Dr. Jennifer Wiseman is a senior astrophysicist at the NASA Goddard Space Flight Center, where she serves as the Senior Project Scientist for the Hubble Space Telescope. She previously headed the Laboratory for Exoplanets and Stellar Astrophysics. She studies star forming regions of our galaxy using radio, optical, and infrared telescopes, with a particular interest in molecular cloud cores, protostars, and outflows.
Director of the AAAS Dialogue on Science, Ethics, and Religion (DoSER) program. Dr. Wiseman studied physics for her bachelor’s degree at MIT, discovering comet Wiseman-Skiff in 1987.
After earning her Ph.D. in astronomy from Harvard University in 1995, she continued her research at the National Radio Astronomy Observatory and Johns Hopkins University.
Dr. Wiseman also has an interest in national science policy and has served as an American Physical Society Congressional Science Fellow on Capitol Hill. She is also a public speaker and author, and enjoys giving talks on the excitement of science and astronomy to schools, youth and church groups, and civic organizations. She is a Councilor of the American Astronomical Society and a former President of the American Scientific Affiliation.
On the divide between seminary training and scientific knowledge she said:

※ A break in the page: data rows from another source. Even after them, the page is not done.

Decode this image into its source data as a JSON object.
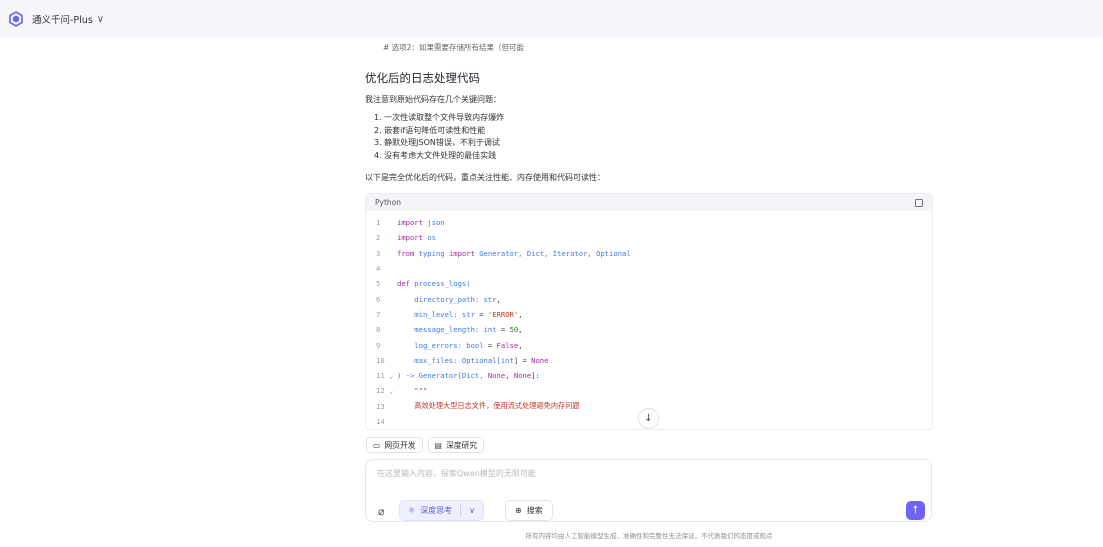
{
  "header": {
    "model_name": "通义千问-Plus",
    "colors": {
      "accent": "#6d64f5",
      "topbar": "#f6f7fb"
    }
  },
  "chat": {
    "faded_line": "# 选项2：如果需要存储所有结果（但可能",
    "heading": "优化后的日志处理代码",
    "intro": "我注意到原始代码存在几个关键问题：",
    "issues": [
      "1. 一次性读取整个文件导致内存爆炸",
      "2. 嵌套if语句降低可读性和性能",
      "3. 静默处理JSON错误，不利于调试",
      "4. 没有考虑大文件处理的最佳实践"
    ],
    "summary": "以下是完全优化后的代码，重点关注性能、内存使用和代码可读性："
  },
  "code": {
    "language": "Python",
    "lines": [
      {
        "no": "1",
        "parts": [
          {
            "t": "import",
            "c": "kw"
          },
          {
            "t": " json",
            "c": "ty"
          }
        ]
      },
      {
        "no": "2",
        "parts": [
          {
            "t": "import",
            "c": "kw"
          },
          {
            "t": " os",
            "c": "ty"
          }
        ]
      },
      {
        "no": "3",
        "parts": [
          {
            "t": "from",
            "c": "kw"
          },
          {
            "t": " typing ",
            "c": "ty"
          },
          {
            "t": "import",
            "c": "kw"
          },
          {
            "t": " Generator, Dict, Iterator, Optional",
            "c": "ty"
          }
        ]
      },
      {
        "no": "4",
        "parts": []
      },
      {
        "no": "5",
        "parts": [
          {
            "t": "def",
            "c": "kw"
          },
          {
            "t": " process_logs(",
            "c": "ty"
          }
        ]
      },
      {
        "no": "6",
        "parts": [
          {
            "t": "    directory_path: ",
            "c": "ty"
          },
          {
            "t": "str",
            "c": "ty"
          },
          {
            "t": ",",
            "c": "tx"
          }
        ]
      },
      {
        "no": "7",
        "parts": [
          {
            "t": "    min_level: ",
            "c": "ty"
          },
          {
            "t": "str",
            "c": "ty"
          },
          {
            "t": " = ",
            "c": "tx"
          },
          {
            "t": "'ERROR'",
            "c": "st"
          },
          {
            "t": ",",
            "c": "tx"
          }
        ]
      },
      {
        "no": "8",
        "parts": [
          {
            "t": "    message_length: ",
            "c": "ty"
          },
          {
            "t": "int",
            "c": "ty"
          },
          {
            "t": " = ",
            "c": "tx"
          },
          {
            "t": "50",
            "c": "nm"
          },
          {
            "t": ",",
            "c": "tx"
          }
        ]
      },
      {
        "no": "9",
        "parts": [
          {
            "t": "    log_errors: ",
            "c": "ty"
          },
          {
            "t": "bool",
            "c": "ty"
          },
          {
            "t": " = ",
            "c": "tx"
          },
          {
            "t": "False",
            "c": "kw"
          },
          {
            "t": ",",
            "c": "tx"
          }
        ]
      },
      {
        "no": "10",
        "parts": [
          {
            "t": "    max_files: Optional[",
            "c": "ty"
          },
          {
            "t": "int",
            "c": "ty"
          },
          {
            "t": "] = ",
            "c": "tx"
          },
          {
            "t": "None",
            "c": "kw"
          }
        ]
      },
      {
        "no": "11 ⌄",
        "parts": [
          {
            "t": ") -> Generator[Dict, ",
            "c": "ty"
          },
          {
            "t": "None",
            "c": "kw"
          },
          {
            "t": ", ",
            "c": "tx"
          },
          {
            "t": "None",
            "c": "kw"
          },
          {
            "t": "]:",
            "c": "tx"
          }
        ]
      },
      {
        "no": "12 ⌄",
        "parts": [
          {
            "t": "    \"\"\"",
            "c": "st"
          }
        ]
      },
      {
        "no": "13",
        "parts": [
          {
            "t": "    高效处理大型日志文件，使用流式处理避免内存问题",
            "c": "cm"
          }
        ]
      },
      {
        "no": "14",
        "parts": []
      }
    ]
  },
  "chips": [
    {
      "label": "网页开发",
      "icon": "monitor-icon"
    },
    {
      "label": "深度研究",
      "icon": "document-icon"
    }
  ],
  "input": {
    "placeholder": "在这里输入内容，探索Qwen模型的无限可能",
    "deep_think_label": "深度思考",
    "search_label": "搜索"
  },
  "footer": {
    "disclaimer": "所有内容均由人工智能模型生成，准确性和完整性无法保证，不代表我们的态度或观点"
  }
}
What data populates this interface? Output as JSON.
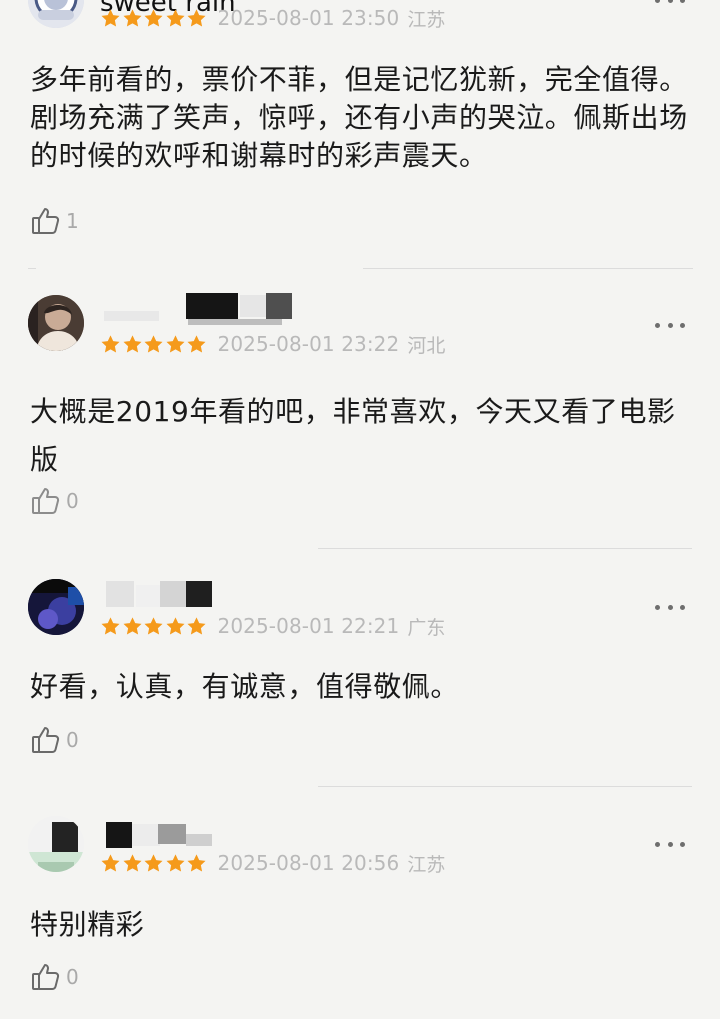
{
  "accent": {
    "star": "#f59a1b",
    "meta_gray": "#b9b9b9",
    "divider": "#dcdcdc"
  },
  "reviews": [
    {
      "username": "sweet rain",
      "rating": 5,
      "date": "2025-08-01 23:50",
      "region": "江苏",
      "text": "多年前看的，票价不菲，但是记忆犹新，完全值得。剧场充满了笑声，惊呼，还有小声的哭泣。佩斯出场的时候的欢呼和谢幕时的彩声震天。",
      "likes": "1"
    },
    {
      "username": "",
      "rating": 5,
      "date": "2025-08-01 23:22",
      "region": "河北",
      "text": "大概是2019年看的吧，非常喜欢，今天又看了电影版",
      "likes": "0"
    },
    {
      "username": "",
      "rating": 5,
      "date": "2025-08-01 22:21",
      "region": "广东",
      "text": "好看，认真，有诚意，值得敬佩。",
      "likes": "0"
    },
    {
      "username": "",
      "rating": 5,
      "date": "2025-08-01 20:56",
      "region": "江苏",
      "text": "特别精彩",
      "likes": "0"
    }
  ]
}
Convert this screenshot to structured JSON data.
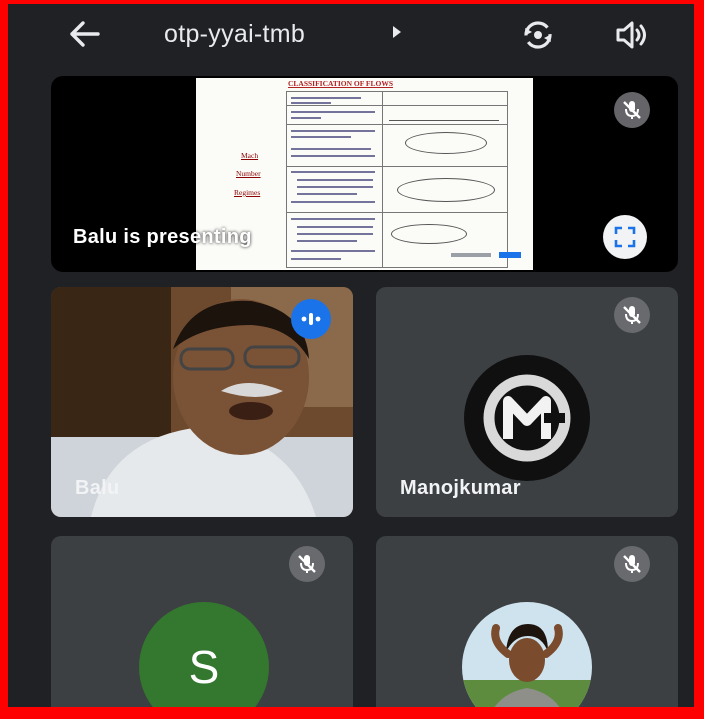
{
  "top_bar": {
    "meeting_code": "otp-yyai-tmb",
    "back_icon": "arrow-left-icon",
    "menu_icon": "caret-right-icon",
    "switch_camera_icon": "switch-camera-icon",
    "speaker_icon": "speaker-icon"
  },
  "presentation": {
    "label": "Balu is presenting",
    "slide": {
      "title": "CLASSIFICATION OF FLOWS",
      "side_labels": [
        "Mach",
        "Number",
        "Regimes"
      ]
    },
    "muted_icon": "mic-off-icon",
    "fullscreen_icon": "fullscreen-icon"
  },
  "participants": [
    {
      "name": "Balu",
      "state": "speaking",
      "badge_icon": "audio-level-icon",
      "has_video": true
    },
    {
      "name": "Manojkumar",
      "state": "muted",
      "badge_icon": "mic-off-icon",
      "avatar": "logo"
    },
    {
      "name": "",
      "state": "muted",
      "badge_icon": "mic-off-icon",
      "avatar_letter": "S",
      "avatar_color": "#34772e"
    },
    {
      "name": "",
      "state": "muted",
      "badge_icon": "mic-off-icon",
      "avatar": "photo"
    }
  ],
  "colors": {
    "screen_border": "#ff0000",
    "background": "#202124",
    "tile": "#3c4043",
    "speaking_accent": "#1a73e8"
  }
}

“AAAS is committed to the idea that scientific advancements must benefit society, and we believe that integrating modern scientific advancements into seminary education will benefit professors, students, and ultimately those in the pews who often appreciate and struggle with the discoveries and implications of science. While clergy need not become professional scientists, a study on the Book of Genesis, for example, could be enhanced by conversations on our incredible evolving universe, the findings and accuracy of radiometric dating and genome mapping, and responsible earth stewardship in light of climate change realities. As scientists continue to investigate the complexities of the human brain and genetic programming, religious communities must grapple with what this information says about our origins, consciousness, behavior, and free will. Mood-altering drugs and surgeries for personality disorders are becoming more pervasive, compelling people to explore who they are and who they are meant to be. And complex ethical choices regarding personal medical care or even national policy call on the wise counsel of trusted and well-informed religious leaders. By integrating science into the core training of these leaders, AAAS and its partnering schools are enabling seminaries and religious congregations to build atmospheres that promote informed dialogue and a positive understanding of science.”
As a Christian, I conclude that humankind is significant, not only because of the sustainability of life on Earth, but also because, through Jesus Christ, God has revealed his willingness to have a relationship with us. http://www.rejesus.co.uk/site/module/faith_v_science/P4/